**Work to be completed:** Leave every picture out and return the rest of the listing verbatim.

**The data:**
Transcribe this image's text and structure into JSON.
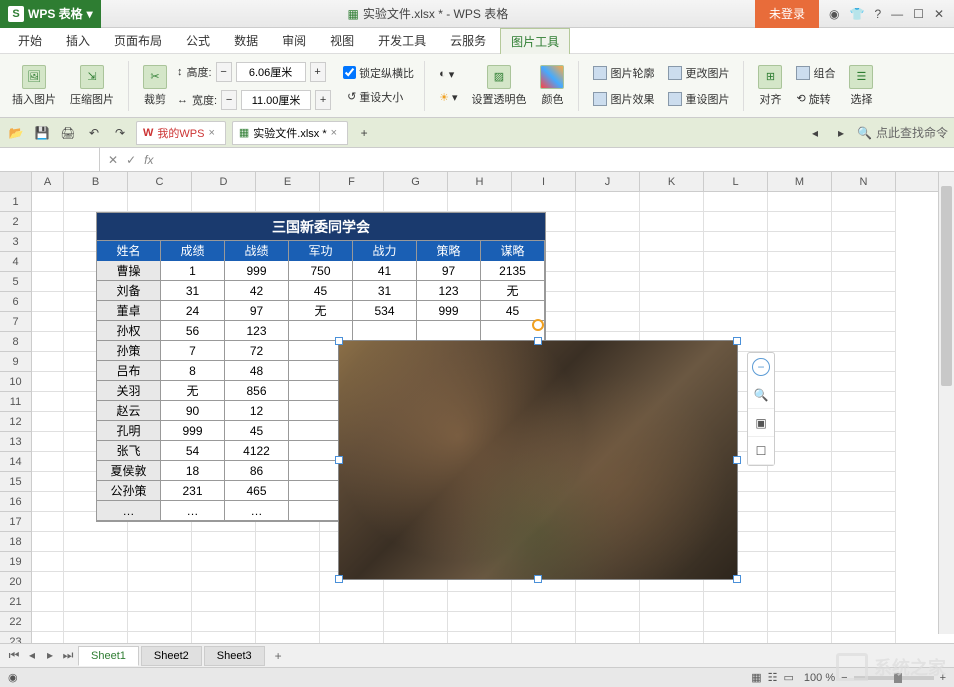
{
  "app": {
    "name": "WPS 表格",
    "doc_title": "实验文件.xlsx * - WPS 表格",
    "login": "未登录"
  },
  "menu": {
    "tabs": [
      "开始",
      "插入",
      "页面布局",
      "公式",
      "数据",
      "审阅",
      "视图",
      "开发工具",
      "云服务",
      "图片工具"
    ],
    "active_index": 9
  },
  "ribbon": {
    "insert_pic": "插入图片",
    "compress": "压缩图片",
    "crop": "裁剪",
    "height_lbl": "高度:",
    "height_val": "6.06厘米",
    "width_lbl": "宽度:",
    "width_val": "11.00厘米",
    "lock_ratio": "锁定纵横比",
    "reset_size": "重设大小",
    "set_trans": "设置透明色",
    "color": "颜色",
    "outline": "图片轮廓",
    "effect": "图片效果",
    "change": "更改图片",
    "reset_pic": "重设图片",
    "align": "对齐",
    "rotate": "旋转",
    "group": "组合",
    "select": "选择"
  },
  "quick": {
    "my_wps": "我的WPS",
    "doc_tab": "实验文件.xlsx *",
    "search_cmd": "点此查找命令"
  },
  "formula": {
    "name_box": "",
    "fx": "fx"
  },
  "grid": {
    "cols": [
      "A",
      "B",
      "C",
      "D",
      "E",
      "F",
      "G",
      "H",
      "I",
      "J",
      "K",
      "L",
      "M",
      "N"
    ],
    "visible_rows": 23
  },
  "table": {
    "title": "三国新委同学会",
    "headers": [
      "姓名",
      "成绩",
      "战绩",
      "军功",
      "战力",
      "策略",
      "谋略"
    ],
    "rows": [
      [
        "曹操",
        "1",
        "999",
        "750",
        "41",
        "97",
        "2135"
      ],
      [
        "刘备",
        "31",
        "42",
        "45",
        "31",
        "123",
        "无"
      ],
      [
        "董卓",
        "24",
        "97",
        "无",
        "534",
        "999",
        "45"
      ],
      [
        "孙权",
        "56",
        "123",
        "",
        "",
        "",
        ""
      ],
      [
        "孙策",
        "7",
        "72",
        "",
        "",
        "",
        ""
      ],
      [
        "吕布",
        "8",
        "48",
        "",
        "",
        "",
        ""
      ],
      [
        "关羽",
        "无",
        "856",
        "",
        "",
        "",
        ""
      ],
      [
        "赵云",
        "90",
        "12",
        "",
        "",
        "",
        ""
      ],
      [
        "孔明",
        "999",
        "45",
        "",
        "",
        "",
        ""
      ],
      [
        "张飞",
        "54",
        "4122",
        "",
        "",
        "",
        ""
      ],
      [
        "夏侯敦",
        "18",
        "86",
        "",
        "",
        "",
        ""
      ],
      [
        "公孙策",
        "231",
        "465",
        "",
        "",
        "",
        ""
      ],
      [
        "…",
        "…",
        "…",
        "",
        "",
        "",
        ""
      ]
    ]
  },
  "sheets": {
    "list": [
      "Sheet1",
      "Sheet2",
      "Sheet3"
    ],
    "active": 0
  },
  "status": {
    "zoom": "100 %"
  },
  "watermark": "系统之家"
}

**Output of the exercise:**
Transcribe this image's text and structure into JSON.
{
  "app": {
    "name": "WPS 表格",
    "doc_title": "实验文件.xlsx * - WPS 表格",
    "login": "未登录"
  },
  "menu": {
    "tabs": [
      "开始",
      "插入",
      "页面布局",
      "公式",
      "数据",
      "审阅",
      "视图",
      "开发工具",
      "云服务",
      "图片工具"
    ],
    "active_index": 9
  },
  "ribbon": {
    "insert_pic": "插入图片",
    "compress": "压缩图片",
    "crop": "裁剪",
    "height_lbl": "高度:",
    "height_val": "6.06厘米",
    "width_lbl": "宽度:",
    "width_val": "11.00厘米",
    "lock_ratio": "锁定纵横比",
    "reset_size": "重设大小",
    "set_trans": "设置透明色",
    "color": "颜色",
    "outline": "图片轮廓",
    "effect": "图片效果",
    "change": "更改图片",
    "reset_pic": "重设图片",
    "align": "对齐",
    "rotate": "旋转",
    "group": "组合",
    "select": "选择"
  },
  "quick": {
    "my_wps": "我的WPS",
    "doc_tab": "实验文件.xlsx *",
    "search_cmd": "点此查找命令"
  },
  "formula": {
    "name_box": "",
    "fx": "fx"
  },
  "grid": {
    "cols": [
      "A",
      "B",
      "C",
      "D",
      "E",
      "F",
      "G",
      "H",
      "I",
      "J",
      "K",
      "L",
      "M",
      "N"
    ],
    "visible_rows": 23
  },
  "table": {
    "title": "三国新委同学会",
    "headers": [
      "姓名",
      "成绩",
      "战绩",
      "军功",
      "战力",
      "策略",
      "谋略"
    ],
    "rows": [
      [
        "曹操",
        "1",
        "999",
        "750",
        "41",
        "97",
        "2135"
      ],
      [
        "刘备",
        "31",
        "42",
        "45",
        "31",
        "123",
        "无"
      ],
      [
        "董卓",
        "24",
        "97",
        "无",
        "534",
        "999",
        "45"
      ],
      [
        "孙权",
        "56",
        "123",
        "",
        "",
        "",
        ""
      ],
      [
        "孙策",
        "7",
        "72",
        "",
        "",
        "",
        ""
      ],
      [
        "吕布",
        "8",
        "48",
        "",
        "",
        "",
        ""
      ],
      [
        "关羽",
        "无",
        "856",
        "",
        "",
        "",
        ""
      ],
      [
        "赵云",
        "90",
        "12",
        "",
        "",
        "",
        ""
      ],
      [
        "孔明",
        "999",
        "45",
        "",
        "",
        "",
        ""
      ],
      [
        "张飞",
        "54",
        "4122",
        "",
        "",
        "",
        ""
      ],
      [
        "夏侯敦",
        "18",
        "86",
        "",
        "",
        "",
        ""
      ],
      [
        "公孙策",
        "231",
        "465",
        "",
        "",
        "",
        ""
      ],
      [
        "…",
        "…",
        "…",
        "",
        "",
        "",
        ""
      ]
    ]
  },
  "sheets": {
    "list": [
      "Sheet1",
      "Sheet2",
      "Sheet3"
    ],
    "active": 0
  },
  "status": {
    "zoom": "100 %"
  },
  "watermark": "系统之家"
}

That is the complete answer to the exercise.